(And yes, I might do one in HTML5/JavaScript in a follow-up post sometime.)

How to use Visual Studio LightSwitch oData feeds with Datazen and Azure

In the most painfully overdue blog post ever, considering my love of all things LightSwitch and Datazen, I finally sat down and consumed an oData feed I generated from a LightSwitch project I published to Microsoft Azure to use in a Datazen dashboard.  It’s really pretty simple, and I’m kicking myself for not doing it before.  Anyways, here’s how you do it –

1. If you don’t have the foggiest idea what Visual Studio LightSwitch is, you can read more about it here.  It’s a fantastic tool for building rapid line-of-business applications for the desktop and mobile web apps.  Plus, it’s available in the community edition of Visual Studio 2013, which is free for individual developers!

2. You need an app you are going to deploy and use the data feed from.  Beth Massi has an excellent walkthrough (including a link to a sample app you can use) of how you can deploy a LightSwitch App to Azure.  It’s very easy to do, and this is a great option to make your app available for Datazen to consume.

3.  Once published, LightSwitch exposes the different data sources as easily consumable data feeds via oData, which happens to be one of the data sources that Datazen consumes out of the box with either anonymous or basic authentication.  You could also create a custom data provider that used more advanced authentication options.  To learn more about what oData is, you can read about that here.

So I published a simple app and put in some sample data to use with my Datazen Server –


Now, how do I setup Datazen server to use this feed as an oData source?  Well, this confused me the first time I did it, so let’s go through it –

Login to your Datazen server as the admin, and choose the hub you wish to add this feed as a new data source for. 


Now add a new data connection –

This is where you might get tripped up.  Unlike every other data source listed, you don’t actually enter the data connection string at this point.  You give your data source a name, choose the authentication method (and enter your credentials), hit next to setup permissions for the feeds, then hit finish.


If you try and put in the URL as the data connection name, it doesn’t save it, so it looks like the oData data source doesn’t actually work.  Once you’ve saved the data connection details, you’ll see a new folder appear in you folder/data connections list –

Now, you click the folder name, and click the new data view button to add your first oData feed.


Here, you can now enter the url in the OData view URL area that you wish to consume.

Hit next then success, the feed is there and working!

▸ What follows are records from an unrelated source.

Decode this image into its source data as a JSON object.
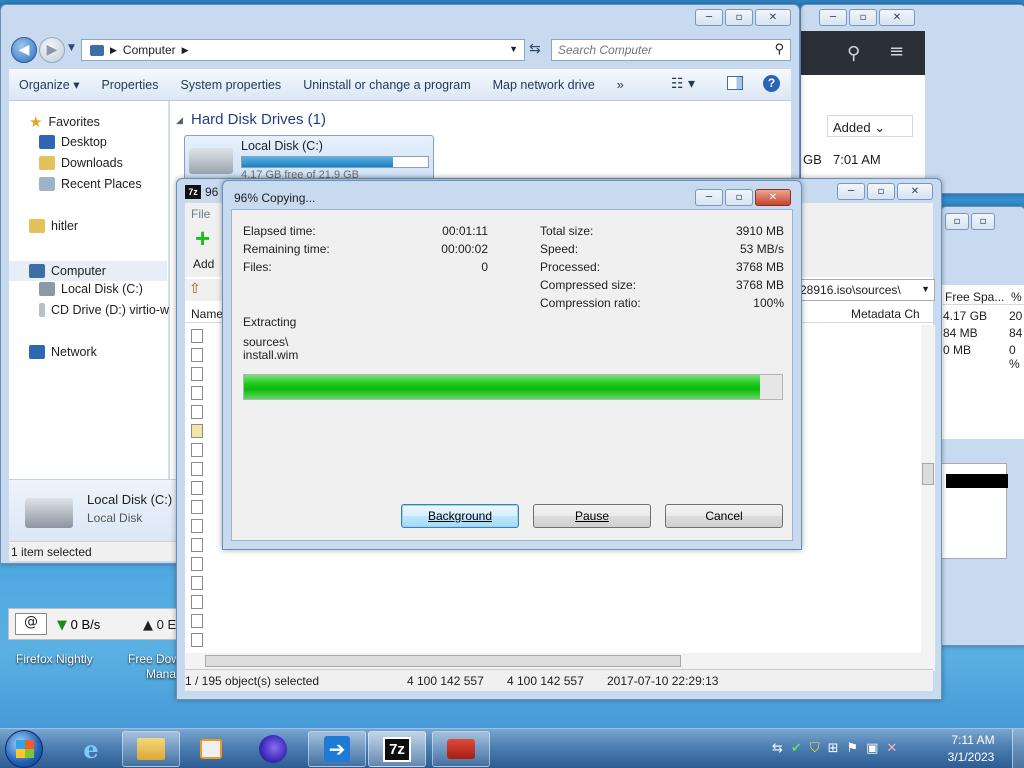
{
  "explorer": {
    "address_root": "Computer",
    "search_placeholder": "Search Computer",
    "commands": [
      "Organize ▾",
      "Properties",
      "System properties",
      "Uninstall or change a program",
      "Map network drive",
      "»"
    ],
    "nav": {
      "favorites": "Favorites",
      "desktop": "Desktop",
      "downloads": "Downloads",
      "recent": "Recent Places",
      "hitler": "hitler",
      "computer": "Computer",
      "local_disk": "Local Disk (C:)",
      "cd_drive": "CD Drive (D:) virtio-w",
      "network": "Network"
    },
    "group_header": "Hard Disk Drives (1)",
    "drive_name": "Local Disk (C:)",
    "drive_free": "4.17 GB free of 21.9 GB",
    "drive_usage": 0.81,
    "details_name": "Local Disk (C:)",
    "details_type": "Local Disk",
    "status": "1 item selected"
  },
  "bgwin": {
    "col_added": "Added",
    "size_frag": "GB",
    "time": "7:01 AM",
    "free_header": "Free Spa...",
    "pct_header": "%",
    "rows": [
      [
        "4.17 GB",
        "20"
      ],
      [
        "84 MB",
        "84"
      ],
      [
        "0 MB",
        "0 %"
      ]
    ]
  },
  "download_bar": {
    "speed1": "0 B/s",
    "speed2": "0 E"
  },
  "desktop": {
    "icon1": "Firefox Nightly",
    "icon2a": "Free Dow",
    "icon2b": "Mana"
  },
  "fm": {
    "title_frag": "96",
    "menu_file": "File",
    "add_label": "Add",
    "path": "28916.iso\\sources\\",
    "col_name": "Name",
    "col_meta": "Metadata Ch",
    "status_sel": "1 / 195 object(s) selected",
    "status_size": "4 100 142 557",
    "status_packed": "4 100 142 557",
    "status_date": "2017-07-10 22:29:13"
  },
  "dialog": {
    "title": "96% Copying...",
    "elapsed_label": "Elapsed time:",
    "elapsed": "00:01:11",
    "remaining_label": "Remaining time:",
    "remaining": "00:00:02",
    "files_label": "Files:",
    "files": "0",
    "total_label": "Total size:",
    "total": "3910 MB",
    "speed_label": "Speed:",
    "speed": "53 MB/s",
    "processed_label": "Processed:",
    "processed": "3768 MB",
    "compressed_label": "Compressed size:",
    "compressed": "3768 MB",
    "ratio_label": "Compression ratio:",
    "ratio": "100%",
    "action": "Extracting",
    "path_line1": "sources\\",
    "path_line2": "install.wim",
    "progress": 0.96,
    "btn_background": "Background",
    "btn_pause": "Pause",
    "btn_cancel": "Cancel"
  },
  "taskbar": {
    "time": "7:11 AM",
    "date": "3/1/2023"
  },
  "colors": {
    "progress": "#1ed41e",
    "accent": "#1e5aa8"
  }
}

This gives you an easy way to visualize your data from your LOB app using your Datazen on your favorite mobile device.  It also opens up a number of options around filtering your data prior to bringing it into Datazen using the entity set filter options with LightSwitch.

Thanks for reading!